The US Department of Homeland Security revealed that unknown threat actors have targeted the network of the US Census Bureau during the last year.
The attacks were reported in the first Homeland Threat Assessment (HTA) report released earlier this week.
The US Census Bureau is the largest US federal government statistical agency responsible dedicated to providing current facts and figures about America’s people, places, and economy.
Data collected by the agency is used by the federal government to allocate over $675 billion in federal funds to tribal, local, and state governments every year.
According to the DHS, threat actors will likely interfere with the upcoming 2020 US Presidential election, as well as to compromise the 2020 US Census.
DHS warns of nation-state actors linked to China, Russia, Iran, and North Korea that will attempt to compromise or disrupt critical 2020 elections infrastructure, as well as try to interfere with the final vote.
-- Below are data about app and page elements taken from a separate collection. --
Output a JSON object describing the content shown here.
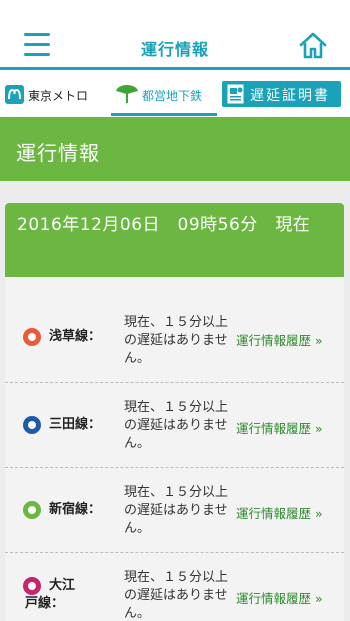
{
  "header": {
    "title": "運行情報",
    "menu_icon": "hamburger-menu-icon",
    "home_icon": "home-icon"
  },
  "tabs": [
    {
      "label": "東京メトロ",
      "icon": "tokyo-metro-logo-icon",
      "active": false
    },
    {
      "label": "都営地下鉄",
      "icon": "ginkgo-leaf-icon",
      "active": true
    },
    {
      "label": "遅延証明書",
      "icon": "document-icon",
      "active": false
    }
  ],
  "band": {
    "title": "運行情報"
  },
  "card": {
    "datetime": "2016年12月06日　09時56分　現在"
  },
  "lines": [
    {
      "name": "浅草線：",
      "color": "#e85a3a",
      "status": "現在、１５分以上の遅延はありません。",
      "history_label": "運行情報履歴 »"
    },
    {
      "name": "三田線：",
      "color": "#1e5aa8",
      "status": "現在、１５分以上の遅延はありません。",
      "history_label": "運行情報履歴 »"
    },
    {
      "name": "新宿線：",
      "color": "#6cb742",
      "status": "現在、１５分以上の遅延はありません。",
      "history_label": "運行情報履歴 »"
    },
    {
      "name": "大江戸線：",
      "color": "#c8246c",
      "status": "現在、１５分以上の遅延はありません。",
      "history_label": "運行情報履歴 »"
    }
  ],
  "colors": {
    "accent": "#1aa3b8",
    "green": "#6cb742",
    "link_green": "#2e8a2e"
  }
}
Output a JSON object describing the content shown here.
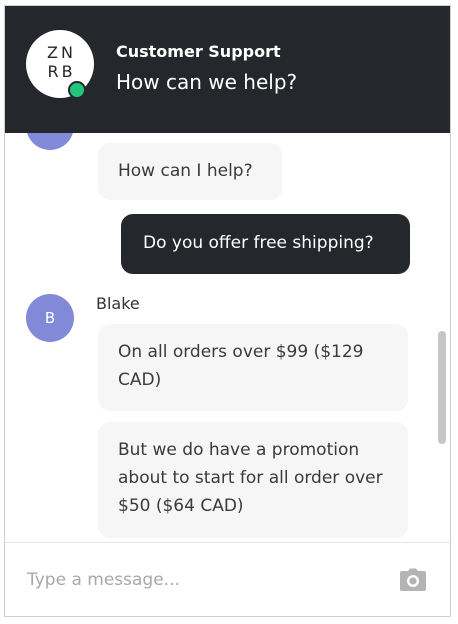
{
  "header": {
    "logo_text": "ZN\nRB",
    "title": "Customer Support",
    "subtitle": "How can we help?",
    "status_color": "#1fc77a"
  },
  "messages": [
    {
      "sender": "agent",
      "avatar_initial": "B",
      "text": "How can I help?"
    },
    {
      "sender": "user",
      "text": "Do you offer free shipping?"
    },
    {
      "sender": "agent",
      "name": "Blake",
      "avatar_initial": "B",
      "text": "On all orders over $99 ($129 CAD)"
    },
    {
      "sender": "agent",
      "text": "But we do have a promotion about to start for all order over $50 ($64 CAD)"
    }
  ],
  "composer": {
    "placeholder": "Type a message...",
    "attach_icon": "camera-icon"
  },
  "colors": {
    "header_bg": "#24272b",
    "avatar_bg": "#8189d8",
    "agent_bubble": "#f6f6f6",
    "user_bubble": "#24272b"
  }
}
“Advanced persistent threat or other malicious cyber actors likely will target election-related infrastructure as the 2020 Presidential election approaches, focusing on voter PII, municipal or state networks, or state election officials directly.” reads the DHS HTA.
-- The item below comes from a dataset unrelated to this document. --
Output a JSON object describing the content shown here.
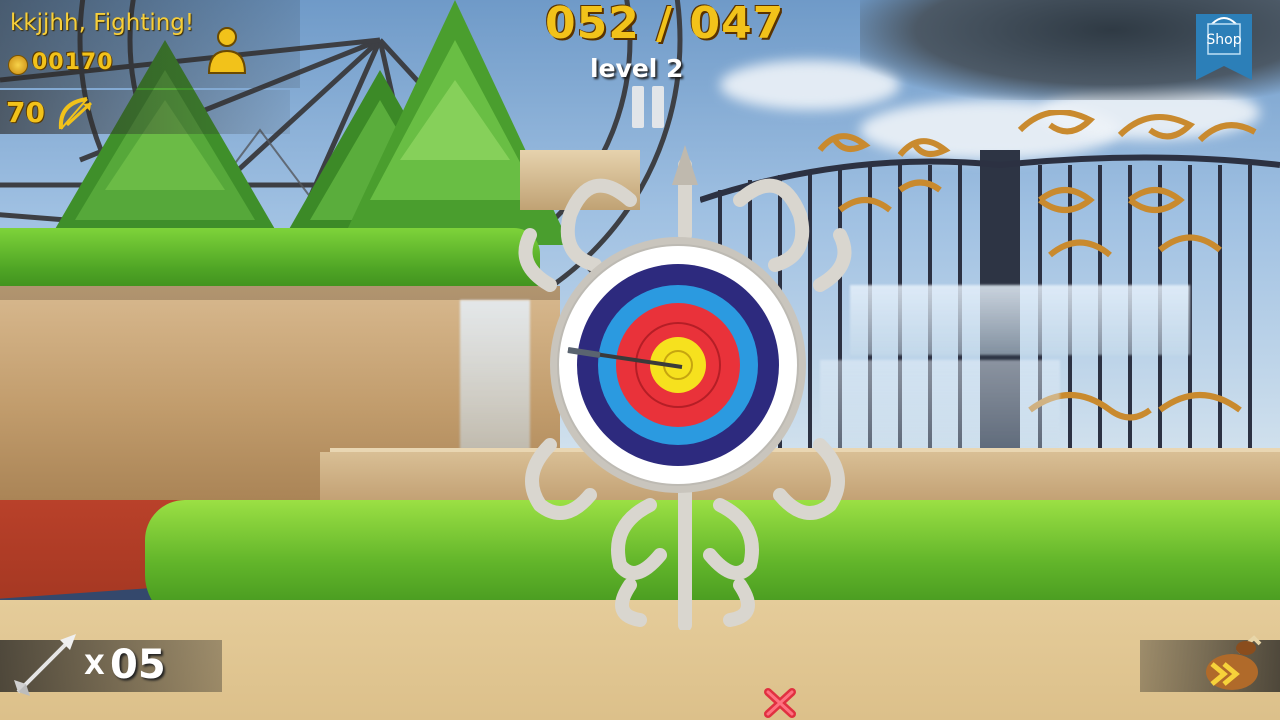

The report mentions multiple attempts of gaining access to systems on the US Census network.
“Unidentified cyber actors have engaged in suspicious communications with the U.S. Census public-facing network over at least the last year, including conducting vulnerability scans and attempting unauthorized access,” continues the report. “Cyber activity directed at the U.S. Census could include attempts to gain illicit access to census-gathered bulk data; to alter census registration data; to compromise the census infrastructure supply chain, or conducting denial-of-service attacks.”
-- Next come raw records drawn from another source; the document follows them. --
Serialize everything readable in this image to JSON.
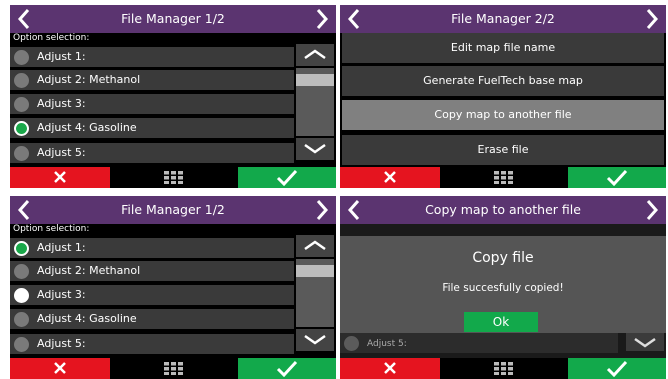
{
  "colors": {
    "title_bar": "#5b3470",
    "cancel": "#e5141f",
    "confirm": "#12a94b",
    "row": "#3a3a3a",
    "row_highlight": "#808080",
    "radio_selected": "#1aa84a"
  },
  "panels": [
    {
      "title": "File Manager 1/2",
      "option_label": "Option selection:",
      "items": [
        {
          "label": "Adjust 1:",
          "state": "off"
        },
        {
          "label": "Adjust 2: Methanol",
          "state": "off"
        },
        {
          "label": "Adjust 3:",
          "state": "off"
        },
        {
          "label": "Adjust 4: Gasoline",
          "state": "selected"
        },
        {
          "label": "Adjust 5:",
          "state": "off"
        }
      ]
    },
    {
      "title": "File Manager 2/2",
      "buttons": [
        {
          "label": "Edit map file name",
          "highlighted": false
        },
        {
          "label": "Generate FuelTech base map",
          "highlighted": false
        },
        {
          "label": "Copy map to another file",
          "highlighted": true
        },
        {
          "label": "Erase file",
          "highlighted": false
        }
      ]
    },
    {
      "title": "File Manager 1/2",
      "option_label": "Option selection:",
      "items": [
        {
          "label": "Adjust 1:",
          "state": "selected"
        },
        {
          "label": "Adjust 2: Methanol",
          "state": "off"
        },
        {
          "label": "Adjust 3:",
          "state": "target"
        },
        {
          "label": "Adjust 4: Gasoline",
          "state": "off"
        },
        {
          "label": "Adjust 5:",
          "state": "off"
        }
      ]
    },
    {
      "title": "Copy map to another file",
      "background_row": "Adjust 5:",
      "dialog": {
        "title": "Copy file",
        "message": "File succesfully copied!",
        "ok_label": "Ok"
      }
    }
  ]
}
In the past, the US Census has been hit by attacks, such as hacks and DDoS attacks during a 2018 test of census systems attributed to Russia-linked hackers and a 2015 hack attributed to the Anonymous collective.
The HTA report warns of an intensification of malicious activities conducted by both nation-states and cybercrime groups. The document warns of destructive attacks against U.S. critical infrastructure.
“Federal, state, local, tribal and territorial governments, as well as the private sector, will experience an array of cyber-enabled threats designed to access sensitive information, steal money, and force ransom payments,” continues the HTA report.
The report pointed out the nation-state actors have different motivations.
Russia, China, and Iran are more focused on cyber-espionage while North Korea is “confined to criminal generation of revenue.”
This HTA annual report provides information of threats targeting the US to government and private sector partners.
Let me suggest to read it.
(SecurityAffairs – hacking, US Census Bureau)